“The Banner Elk Kiwanis Club and the Kiwanis Foundation have been long time partners with Grandfather Home for Children working to maintain and upgrade Wildcat Lake facilities to better serve our community.  The planting of new trees is just the most recent of these important projects. We want to help to make the lake a welcoming and fun place for family activities that serve members of our community at no cost to its users. Kiwanis is proud to be a part of this important mission,” said Weed. 

Other folks in the Avery County community have taken notice of the new trees around the lake.

“Wildcat Lake, a Banner Elk tourist attraction, usually buzzing with tourist activities, has received added sun protection to its beachfront. The planting of several maple trees, which replaced the ailing hemlocks, is a welcome and much needed renovation,” said Jo-Ann McMurray, President of the Banner Elk Chamber of Commerce. “A favorite spot of many to view the fall colors will now be even more popular with this addition to the lakefront property.”

Former residents Dick and Barbara Wilson, who spent many summer living at Hound Ears and started the Grandparents’ Club that helps support the children at Grandfather Home, recently heard about the new trees and is excited to see them, hopefully soon.

“In a recent e-mail, Jim Swinkola told us about the wonderful landscaping project being done at Wildcat Lake. Replacing the dead pine trees and planting the October Glory Maples will make a big improvement,” said Dick. “The maples will improve the aesthetics, safety and provide shade for the beach goers. We are hoping to visit the area again and see first hand the improvements.”

Banner Elk native Susan Carter was happy to see the new trees as she drove by Wildcat Lake and reflected back on the change from the older trees to the new ones in the ground.

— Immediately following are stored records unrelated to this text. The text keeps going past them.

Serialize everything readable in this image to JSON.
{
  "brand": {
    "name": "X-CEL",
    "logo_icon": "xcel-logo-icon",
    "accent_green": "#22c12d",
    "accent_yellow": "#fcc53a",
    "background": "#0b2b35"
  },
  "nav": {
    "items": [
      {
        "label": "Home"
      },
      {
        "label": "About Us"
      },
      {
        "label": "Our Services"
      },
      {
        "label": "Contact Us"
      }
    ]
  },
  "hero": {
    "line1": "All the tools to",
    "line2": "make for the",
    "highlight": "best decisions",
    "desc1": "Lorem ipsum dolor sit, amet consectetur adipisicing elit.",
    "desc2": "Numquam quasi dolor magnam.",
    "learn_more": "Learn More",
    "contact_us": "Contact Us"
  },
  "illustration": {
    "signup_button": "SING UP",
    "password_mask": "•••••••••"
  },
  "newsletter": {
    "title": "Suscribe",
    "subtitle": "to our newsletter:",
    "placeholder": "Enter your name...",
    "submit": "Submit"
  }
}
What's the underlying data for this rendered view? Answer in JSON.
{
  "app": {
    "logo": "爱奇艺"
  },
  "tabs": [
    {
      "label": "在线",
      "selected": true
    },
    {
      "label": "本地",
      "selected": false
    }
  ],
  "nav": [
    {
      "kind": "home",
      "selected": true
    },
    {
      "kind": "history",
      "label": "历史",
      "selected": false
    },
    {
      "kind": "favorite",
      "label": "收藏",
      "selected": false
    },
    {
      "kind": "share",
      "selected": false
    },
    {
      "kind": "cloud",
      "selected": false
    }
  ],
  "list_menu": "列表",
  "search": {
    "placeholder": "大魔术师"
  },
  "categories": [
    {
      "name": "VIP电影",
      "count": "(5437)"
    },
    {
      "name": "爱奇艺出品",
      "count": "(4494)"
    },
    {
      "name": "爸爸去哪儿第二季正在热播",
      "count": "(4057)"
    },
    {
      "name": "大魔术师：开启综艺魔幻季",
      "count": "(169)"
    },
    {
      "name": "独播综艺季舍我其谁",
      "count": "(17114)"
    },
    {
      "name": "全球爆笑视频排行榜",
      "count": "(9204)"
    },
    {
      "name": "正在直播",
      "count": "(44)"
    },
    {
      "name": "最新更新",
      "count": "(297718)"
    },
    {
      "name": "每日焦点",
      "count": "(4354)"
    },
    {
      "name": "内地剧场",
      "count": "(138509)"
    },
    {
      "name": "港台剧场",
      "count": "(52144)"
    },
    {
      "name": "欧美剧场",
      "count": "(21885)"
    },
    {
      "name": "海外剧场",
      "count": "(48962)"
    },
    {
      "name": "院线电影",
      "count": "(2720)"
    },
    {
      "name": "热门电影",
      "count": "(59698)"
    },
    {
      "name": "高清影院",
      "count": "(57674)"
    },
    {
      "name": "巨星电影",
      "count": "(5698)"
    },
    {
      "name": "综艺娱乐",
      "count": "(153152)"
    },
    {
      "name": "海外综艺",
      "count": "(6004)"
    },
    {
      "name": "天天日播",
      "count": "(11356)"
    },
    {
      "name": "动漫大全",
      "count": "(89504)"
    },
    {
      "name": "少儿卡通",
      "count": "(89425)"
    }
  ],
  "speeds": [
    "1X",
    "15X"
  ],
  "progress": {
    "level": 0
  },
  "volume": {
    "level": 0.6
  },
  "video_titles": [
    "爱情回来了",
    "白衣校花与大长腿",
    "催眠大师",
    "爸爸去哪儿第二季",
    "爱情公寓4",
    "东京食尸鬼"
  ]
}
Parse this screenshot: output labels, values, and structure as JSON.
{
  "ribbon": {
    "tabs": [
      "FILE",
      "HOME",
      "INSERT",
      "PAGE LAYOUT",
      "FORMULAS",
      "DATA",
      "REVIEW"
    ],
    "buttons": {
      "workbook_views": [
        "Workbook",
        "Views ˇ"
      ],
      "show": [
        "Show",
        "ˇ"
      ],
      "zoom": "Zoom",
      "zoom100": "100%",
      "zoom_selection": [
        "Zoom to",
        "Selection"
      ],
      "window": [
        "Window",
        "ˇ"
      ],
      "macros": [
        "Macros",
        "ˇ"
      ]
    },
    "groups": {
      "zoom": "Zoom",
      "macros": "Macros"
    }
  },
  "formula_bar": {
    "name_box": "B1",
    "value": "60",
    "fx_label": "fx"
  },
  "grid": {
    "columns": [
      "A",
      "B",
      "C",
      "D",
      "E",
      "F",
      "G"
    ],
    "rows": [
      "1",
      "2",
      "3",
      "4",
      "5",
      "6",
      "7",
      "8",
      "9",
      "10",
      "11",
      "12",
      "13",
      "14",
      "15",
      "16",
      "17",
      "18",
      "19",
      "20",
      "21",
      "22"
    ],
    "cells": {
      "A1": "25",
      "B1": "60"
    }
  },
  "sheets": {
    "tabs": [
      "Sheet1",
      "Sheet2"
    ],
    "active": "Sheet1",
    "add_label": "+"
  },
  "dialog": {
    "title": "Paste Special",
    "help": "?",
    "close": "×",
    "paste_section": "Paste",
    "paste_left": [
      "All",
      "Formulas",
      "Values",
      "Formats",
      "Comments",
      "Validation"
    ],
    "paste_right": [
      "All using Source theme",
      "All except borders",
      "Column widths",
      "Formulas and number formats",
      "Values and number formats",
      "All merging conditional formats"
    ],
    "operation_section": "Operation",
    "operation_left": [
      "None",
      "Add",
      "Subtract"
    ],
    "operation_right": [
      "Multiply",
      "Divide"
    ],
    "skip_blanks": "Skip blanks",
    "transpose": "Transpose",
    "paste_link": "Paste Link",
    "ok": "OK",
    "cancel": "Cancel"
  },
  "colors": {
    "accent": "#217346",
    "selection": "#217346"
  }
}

“Growing up in Banner Elk I recall the tall evergreen trees that, with age, had to be removed, leaving a stark hot opening from the highway. Now these Maples will provide cool shade and safety for families as they participate in the water activities offered by swimming, playing on the beach, volleyball, children’s playground, and picnic area,” said Carter. “As a lifetime resident of Banner Elk, I am thankful for residents and visitors who continue to enrich the quality of life and diverse beauty of our Blue Ridge Mountain area. These October Glory Maples are now a rich green color, but soon the trees will be ablaze with fall color!”

Riverside Nursery in Newland was in charge of planting the new maples at Wildcat Lake.

Wildcat Lake